Minimum UK temperature whilst at work? There isn’t one…

Your legal requirements

The health and Safety at Work Act 1974 and associated regulations require you to ensure the health, safety and welfare of your workforce whilst at work. They don’t specify either a minimum or maximum outside working temperature. But you need to keep employee wellbeing in mind. Whilst there aren’t specific legal temperatures to work outside, there are important requirements in the Workplace (Health, Safety and Welfare) regulations 1992. The law states that you must provide a reasonable environment to ensure your staff members remain safe and comfortable. Considering in Blighty that outdoor temperatures across most of the UK will be below 10°C for around four months of the year you should note the below guidelines.

Guidelines for working outdoors

If you have staff members working outside in cold weather, it’s important to take the appropriate measures to ensure there aren’t unnecessary hazards. The weather plays a massive part in an employee’s activities. It can affect their ability to do there job properly. For example, low temperatures will reduce their lifting ability. Cold weather can also be dangerous to an employee’s health. There are certain duties you must carry out to minimise health and safety issues. These include:
  • Providing the correct Personal Protective Equipment (PPE)
  • Training workers about the dangers of working in the cold
  • Offer flexible breaks to encourage regular rests for warm drinks (not tea or coffee – these make you wee more losing valuable heat)
  • Establish a safe working environment before employees begin their work.
Minimum UK temperature while at work

Performing risk assessments

An overall health and safety inspection of your premises can significantly reduce the risk of staff members becoming ill. The Management of Health and Safety at Work Regulations 1999 requires you to do this. Performing risk assessments will help you reduce potential hazards. For external workers, keep in mind that cold environments can lead to serious health issues such as frost bite and hypothermia.

Working outside in cold weather

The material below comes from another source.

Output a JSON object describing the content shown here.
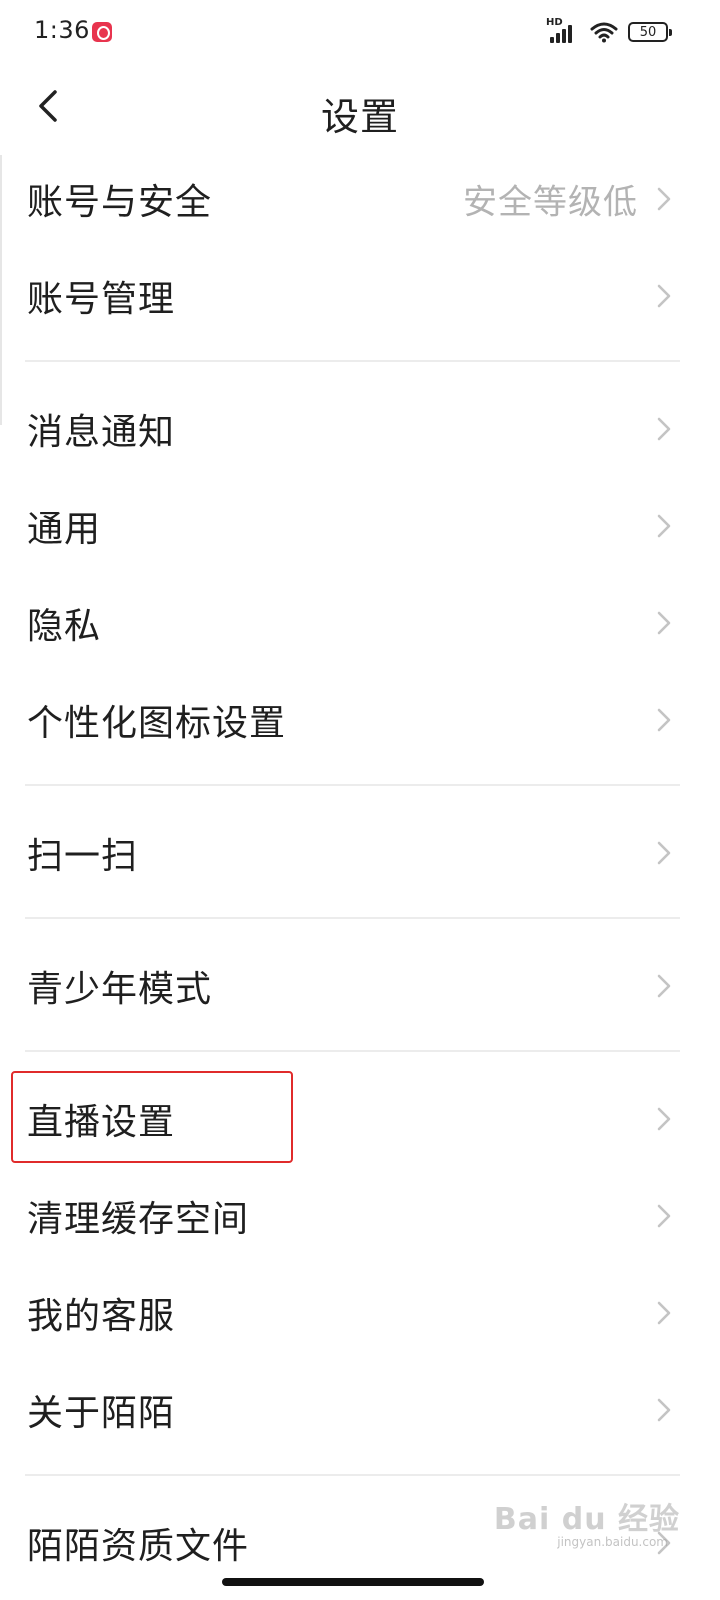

As noted above, in extreme conditions there can be instances of frostbite and hypothermia. These are very serious medical emergencies, so it’s vital you have the correct procedures and precautions to ensure your employees are not at risk. These can include:
  • Rescheduling shifts to warmer times of the day, such as midday
  • Providing suitable PPE
  • Offering warm drinks (not tea and coffee) and food throughout the shift
  • Providing additional breaks
  • Delaying work if conditions become too extreme
  • Train staff about the dangers they may face and issues to look out for.